        gnutls_credentials_set (data->sess, GNUTLS_CRD_CERTIFICATE, data->cred);

        gnutls_transport_set_push_function (data->sess, (gnutls_push_func) tls_push);
        gnutls_transport_set_pull_function (data->sess, (gnutls_pull_func) tls_pull);
        gnutls_transport_set_ptr (data->sess, data->prs);

        ret = gnutls_handshake (data->sess);
        if (ret != 0) {
                       gnutls_deinit (data->sess);
                       gnutls_certificate_free_credentials (data->cred);
                       return IKS_NET_TLSFAIL;
        data->flags &= (~SF_TRY_SECURE);
        data->flags |= SF_SECURE;
        iks_send_header (data->prs, data->server);
        return IKS_OK;

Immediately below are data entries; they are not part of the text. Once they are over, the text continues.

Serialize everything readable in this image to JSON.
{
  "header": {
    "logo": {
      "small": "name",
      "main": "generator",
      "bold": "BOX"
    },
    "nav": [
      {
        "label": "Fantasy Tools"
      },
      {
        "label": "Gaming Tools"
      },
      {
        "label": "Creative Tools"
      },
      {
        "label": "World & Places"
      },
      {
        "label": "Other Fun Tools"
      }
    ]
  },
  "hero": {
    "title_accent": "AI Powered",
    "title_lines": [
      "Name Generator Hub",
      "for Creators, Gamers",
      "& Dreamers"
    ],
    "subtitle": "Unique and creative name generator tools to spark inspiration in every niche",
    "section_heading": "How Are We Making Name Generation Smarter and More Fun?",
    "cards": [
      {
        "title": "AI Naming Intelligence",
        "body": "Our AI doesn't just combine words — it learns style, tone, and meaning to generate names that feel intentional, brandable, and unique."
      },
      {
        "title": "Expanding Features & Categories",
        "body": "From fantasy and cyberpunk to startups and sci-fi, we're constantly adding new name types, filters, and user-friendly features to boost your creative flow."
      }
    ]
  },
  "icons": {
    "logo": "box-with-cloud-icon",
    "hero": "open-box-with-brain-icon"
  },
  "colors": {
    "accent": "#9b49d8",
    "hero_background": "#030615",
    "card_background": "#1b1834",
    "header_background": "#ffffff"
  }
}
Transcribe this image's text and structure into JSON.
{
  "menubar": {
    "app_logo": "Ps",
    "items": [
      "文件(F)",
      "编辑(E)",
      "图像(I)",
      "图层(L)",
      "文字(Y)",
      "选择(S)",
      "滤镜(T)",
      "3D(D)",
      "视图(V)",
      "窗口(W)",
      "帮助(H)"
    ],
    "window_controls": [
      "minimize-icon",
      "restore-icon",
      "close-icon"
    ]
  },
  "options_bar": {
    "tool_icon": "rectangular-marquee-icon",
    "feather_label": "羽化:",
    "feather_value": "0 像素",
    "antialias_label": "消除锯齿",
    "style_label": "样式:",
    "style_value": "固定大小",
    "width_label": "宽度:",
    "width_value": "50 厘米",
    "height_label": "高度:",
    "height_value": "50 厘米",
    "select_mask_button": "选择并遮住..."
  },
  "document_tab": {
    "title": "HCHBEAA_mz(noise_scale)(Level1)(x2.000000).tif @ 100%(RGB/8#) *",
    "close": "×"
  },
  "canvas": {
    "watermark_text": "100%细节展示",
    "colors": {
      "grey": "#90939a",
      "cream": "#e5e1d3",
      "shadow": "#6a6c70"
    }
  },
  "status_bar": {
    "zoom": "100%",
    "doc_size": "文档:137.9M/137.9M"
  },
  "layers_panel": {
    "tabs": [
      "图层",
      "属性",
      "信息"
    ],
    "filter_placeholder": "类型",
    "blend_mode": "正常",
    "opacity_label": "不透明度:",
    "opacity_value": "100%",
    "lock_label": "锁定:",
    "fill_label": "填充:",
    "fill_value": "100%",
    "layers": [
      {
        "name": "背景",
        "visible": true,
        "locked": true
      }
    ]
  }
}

The code shows the function is using a deprecated chiper, it could be the reason why TLS connection fails.
A test that worth to try is add another more recent cipher.
Indeed The new version made the trick, and that time on, iksroster successfully connected to the server.
In the asterisk console however, no change.
Looking with attention to the res_xmpp.c code, I finally got the problem: asterisk does its own TLS connection using OpenSSL, and it is bound to use SSLv3.
You can be more lucky than me, but it seems not many xmpp servers are using SSLv3!
You can test yourself  you xmpp provider using the tools provided by, in my case, used TLSv1.2.
The only way I found to make my connection work has been patch my res_xmpp.c to use TLSv1.1

static int xmpp_client_requested_tls(struct ast_xmpp_client *client, struct ast_xmpp_client_config *cfg, int type, iks *node)
        int sock;
        int dbg_info=0;

        if (!strcmp(iks_name(node), "success")) {
                /* TLS is up and working, we can move on to authenticating now */
                xmpp_client_change_state(client, XMPP_STATE_AUTHENTICATE);
                return 0;
        } else if (!strcmp(iks_name(node), "failure")) {
                /* TLS negotiation was a failure, close it on down! */
                return -1;
        } else if (strcmp(iks_name(node), "proceed")) {
                /* Ignore any other responses */
                return 0;

        ast_log(LOG_ERROR, "Somehow we managed to try to start TLS negotiation on client '%s' without OpenSSL support, disconnectin$
        return -1;
//        client->ssl_method = SSLv3_method();  //this was the original
        client->ssl_method = TLSv1_1_method();
        if (!(client->ssl_context = SSL_CTX_new((SSL_METHOD *) client->ssl_method))) {
                goto failure;

        if (!(client->ssl_session = SSL_new(client->ssl_context))) {
                goto failure;

        sock = iks_fd(client->parser);
        if (!SSL_set_fd(client->ssl_session, sock)) {
                goto failure;

        if (!SSL_connect(client->ssl_session)) {
                goto failure;

Now my connection works.

I hope you find this useful.